##### TASK INPUTS #####
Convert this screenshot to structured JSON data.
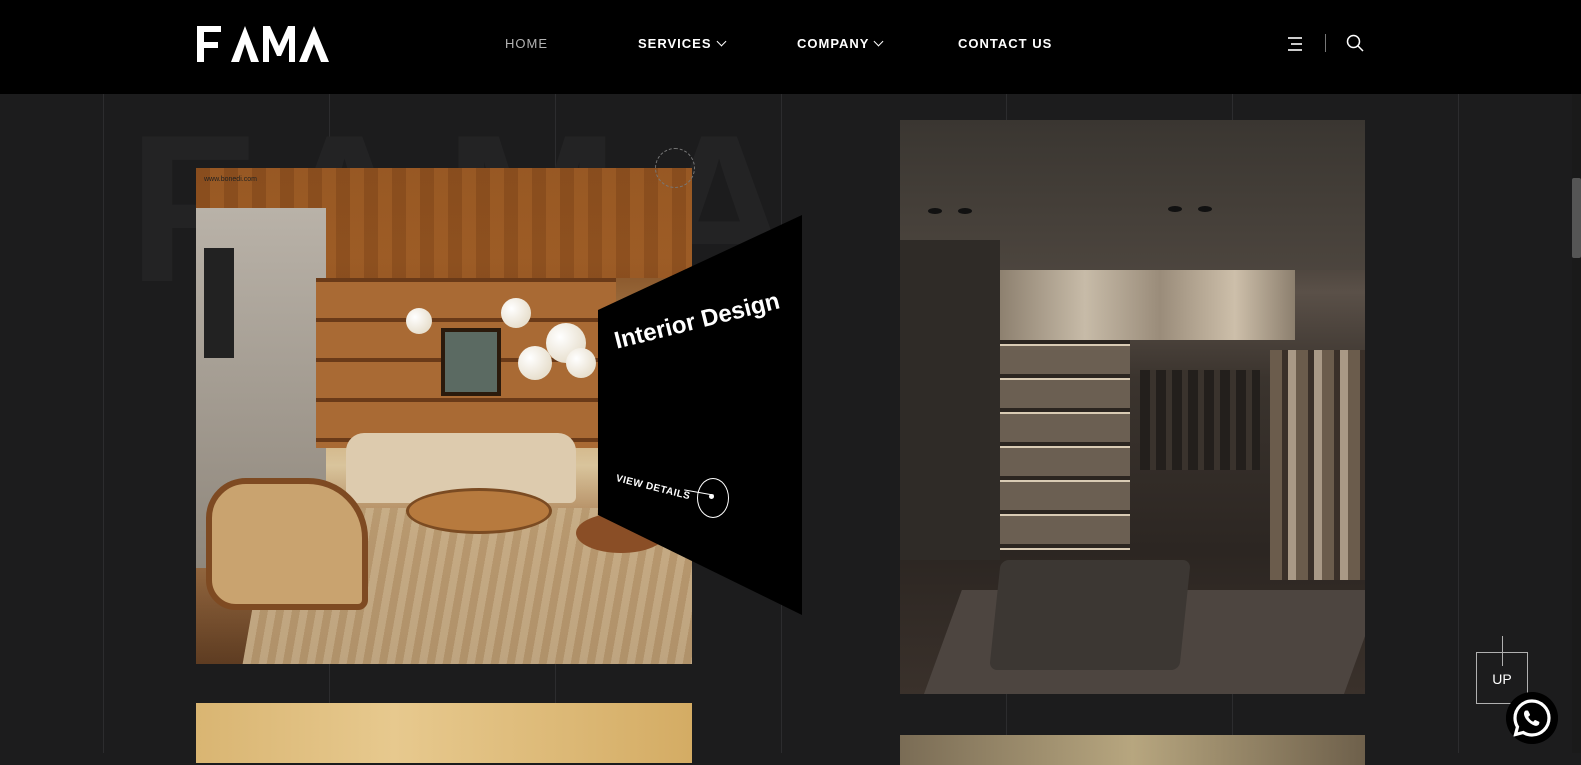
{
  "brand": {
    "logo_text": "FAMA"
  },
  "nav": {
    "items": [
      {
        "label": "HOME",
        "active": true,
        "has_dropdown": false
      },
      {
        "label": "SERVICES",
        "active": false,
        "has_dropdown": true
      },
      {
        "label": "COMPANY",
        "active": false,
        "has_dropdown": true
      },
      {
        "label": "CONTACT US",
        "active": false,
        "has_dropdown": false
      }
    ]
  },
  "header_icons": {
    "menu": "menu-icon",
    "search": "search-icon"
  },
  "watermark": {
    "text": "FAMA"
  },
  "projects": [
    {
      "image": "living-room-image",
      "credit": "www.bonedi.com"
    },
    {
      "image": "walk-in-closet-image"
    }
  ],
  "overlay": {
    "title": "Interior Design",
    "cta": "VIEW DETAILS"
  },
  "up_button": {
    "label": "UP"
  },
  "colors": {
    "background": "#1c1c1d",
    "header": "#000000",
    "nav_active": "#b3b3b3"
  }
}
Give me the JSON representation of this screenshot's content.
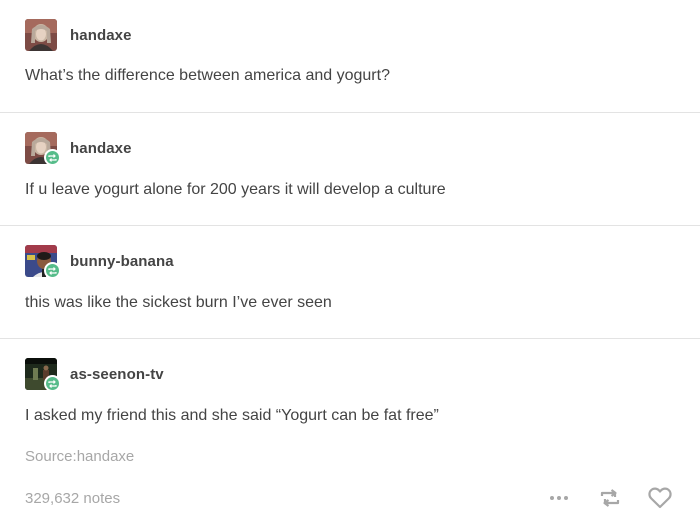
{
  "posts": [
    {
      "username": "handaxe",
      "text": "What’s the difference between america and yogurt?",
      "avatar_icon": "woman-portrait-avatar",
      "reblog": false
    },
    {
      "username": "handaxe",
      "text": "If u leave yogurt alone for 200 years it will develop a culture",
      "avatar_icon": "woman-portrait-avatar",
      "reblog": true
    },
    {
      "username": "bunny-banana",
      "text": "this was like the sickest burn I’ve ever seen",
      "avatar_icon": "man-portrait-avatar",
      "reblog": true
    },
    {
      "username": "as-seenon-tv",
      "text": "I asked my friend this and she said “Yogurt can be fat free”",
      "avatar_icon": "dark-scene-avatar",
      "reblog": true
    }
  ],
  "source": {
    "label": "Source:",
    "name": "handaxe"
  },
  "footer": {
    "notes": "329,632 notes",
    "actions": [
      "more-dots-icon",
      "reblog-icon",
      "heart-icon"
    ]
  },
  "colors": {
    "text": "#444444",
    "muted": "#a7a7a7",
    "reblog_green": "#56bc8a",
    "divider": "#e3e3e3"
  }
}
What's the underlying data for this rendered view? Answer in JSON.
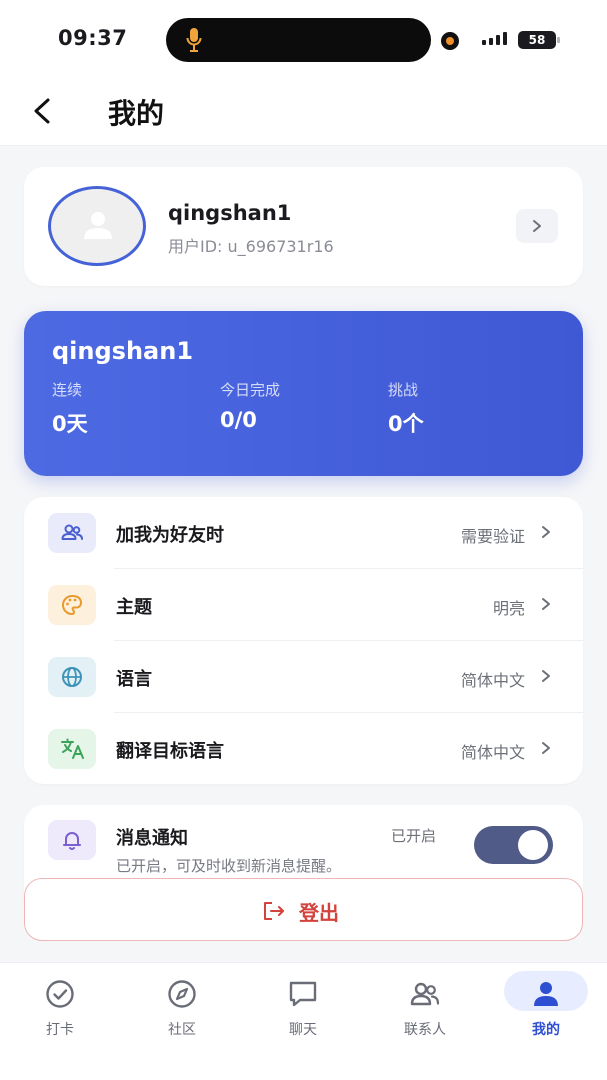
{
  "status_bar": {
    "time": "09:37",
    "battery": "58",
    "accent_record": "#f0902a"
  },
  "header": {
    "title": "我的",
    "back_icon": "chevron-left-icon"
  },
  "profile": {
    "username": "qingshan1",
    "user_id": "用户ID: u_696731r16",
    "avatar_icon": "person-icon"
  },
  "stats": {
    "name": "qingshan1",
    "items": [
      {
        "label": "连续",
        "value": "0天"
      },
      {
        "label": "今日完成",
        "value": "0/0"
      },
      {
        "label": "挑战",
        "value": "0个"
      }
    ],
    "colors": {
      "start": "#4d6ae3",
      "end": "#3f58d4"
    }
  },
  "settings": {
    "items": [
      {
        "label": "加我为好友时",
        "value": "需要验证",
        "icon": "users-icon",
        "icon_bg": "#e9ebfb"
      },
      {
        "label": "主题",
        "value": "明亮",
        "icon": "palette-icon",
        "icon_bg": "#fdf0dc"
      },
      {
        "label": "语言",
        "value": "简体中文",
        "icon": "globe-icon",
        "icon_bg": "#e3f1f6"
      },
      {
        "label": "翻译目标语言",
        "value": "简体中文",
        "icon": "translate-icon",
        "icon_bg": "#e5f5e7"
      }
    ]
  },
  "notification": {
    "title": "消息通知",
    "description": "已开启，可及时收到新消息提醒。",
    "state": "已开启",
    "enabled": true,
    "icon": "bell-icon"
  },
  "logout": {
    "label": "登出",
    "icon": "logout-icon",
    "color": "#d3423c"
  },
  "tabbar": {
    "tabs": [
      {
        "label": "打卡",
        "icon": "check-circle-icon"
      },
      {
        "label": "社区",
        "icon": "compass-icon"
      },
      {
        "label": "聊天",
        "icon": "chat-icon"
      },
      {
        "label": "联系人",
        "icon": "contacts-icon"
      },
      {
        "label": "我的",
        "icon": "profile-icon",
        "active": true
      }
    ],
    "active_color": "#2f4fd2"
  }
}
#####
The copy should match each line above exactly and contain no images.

#### [RESPONSE FOR THIS EXERCISE]
Convert this screenshot to structured JSON data.
{
  "brand": {
    "logo_text": "FAMA"
  },
  "nav": {
    "items": [
      {
        "label": "HOME",
        "active": true,
        "has_dropdown": false
      },
      {
        "label": "SERVICES",
        "active": false,
        "has_dropdown": true
      },
      {
        "label": "COMPANY",
        "active": false,
        "has_dropdown": true
      },
      {
        "label": "CONTACT US",
        "active": false,
        "has_dropdown": false
      }
    ]
  },
  "header_icons": {
    "menu": "menu-icon",
    "search": "search-icon"
  },
  "watermark": {
    "text": "FAMA"
  },
  "projects": [
    {
      "image": "living-room-image",
      "credit": "www.bonedi.com"
    },
    {
      "image": "walk-in-closet-image"
    }
  ],
  "overlay": {
    "title": "Interior Design",
    "cta": "VIEW DETAILS"
  },
  "up_button": {
    "label": "UP"
  },
  "colors": {
    "background": "#1c1c1d",
    "header": "#000000",
    "nav_active": "#b3b3b3"
  }
}
Give me the JSON representation of this screenshot's content.
{
  "posts": [
    {
      "username": "handaxe",
      "text": "What’s the difference between america and yogurt?",
      "avatar_icon": "woman-portrait-avatar",
      "reblog": false
    },
    {
      "username": "handaxe",
      "text": "If u leave yogurt alone for 200 years it will develop a culture",
      "avatar_icon": "woman-portrait-avatar",
      "reblog": true
    },
    {
      "username": "bunny-banana",
      "text": "this was like the sickest burn I’ve ever seen",
      "avatar_icon": "man-portrait-avatar",
      "reblog": true
    },
    {
      "username": "as-seenon-tv",
      "text": "I asked my friend this and she said “Yogurt can be fat free”",
      "avatar_icon": "dark-scene-avatar",
      "reblog": true
    }
  ],
  "source": {
    "label": "Source:",
    "name": "handaxe"
  },
  "footer": {
    "notes": "329,632 notes",
    "actions": [
      "more-dots-icon",
      "reblog-icon",
      "heart-icon"
    ]
  },
  "colors": {
    "text": "#444444",
    "muted": "#a7a7a7",
    "reblog_green": "#56bc8a",
    "divider": "#e3e3e3"
  }
}
What's the underlying data for this rendered view? Answer in JSON.
{
  "status_bar": {
    "time": "09:37",
    "battery": "58",
    "accent_record": "#f0902a"
  },
  "header": {
    "title": "我的",
    "back_icon": "chevron-left-icon"
  },
  "profile": {
    "username": "qingshan1",
    "user_id": "用户ID: u_696731r16",
    "avatar_icon": "person-icon"
  },
  "stats": {
    "name": "qingshan1",
    "items": [
      {
        "label": "连续",
        "value": "0天"
      },
      {
        "label": "今日完成",
        "value": "0/0"
      },
      {
        "label": "挑战",
        "value": "0个"
      }
    ],
    "colors": {
      "start": "#4d6ae3",
      "end": "#3f58d4"
    }
  },
  "settings": {
    "items": [
      {
        "label": "加我为好友时",
        "value": "需要验证",
        "icon": "users-icon",
        "icon_bg": "#e9ebfb"
      },
      {
        "label": "主题",
        "value": "明亮",
        "icon": "palette-icon",
        "icon_bg": "#fdf0dc"
      },
      {
        "label": "语言",
        "value": "简体中文",
        "icon": "globe-icon",
        "icon_bg": "#e3f1f6"
      },
      {
        "label": "翻译目标语言",
        "value": "简体中文",
        "icon": "translate-icon",
        "icon_bg": "#e5f5e7"
      }
    ]
  },
  "notification": {
    "title": "消息通知",
    "description": "已开启，可及时收到新消息提醒。",
    "state": "已开启",
    "enabled": true,
    "icon": "bell-icon"
  },
  "logout": {
    "label": "登出",
    "icon": "logout-icon",
    "color": "#d3423c"
  },
  "tabbar": {
    "tabs": [
      {
        "label": "打卡",
        "icon": "check-circle-icon"
      },
      {
        "label": "社区",
        "icon": "compass-icon"
      },
      {
        "label": "聊天",
        "icon": "chat-icon"
      },
      {
        "label": "联系人",
        "icon": "contacts-icon"
      },
      {
        "label": "我的",
        "icon": "profile-icon",
        "active": true
      }
    ],
    "active_color": "#2f4fd2"
  }
}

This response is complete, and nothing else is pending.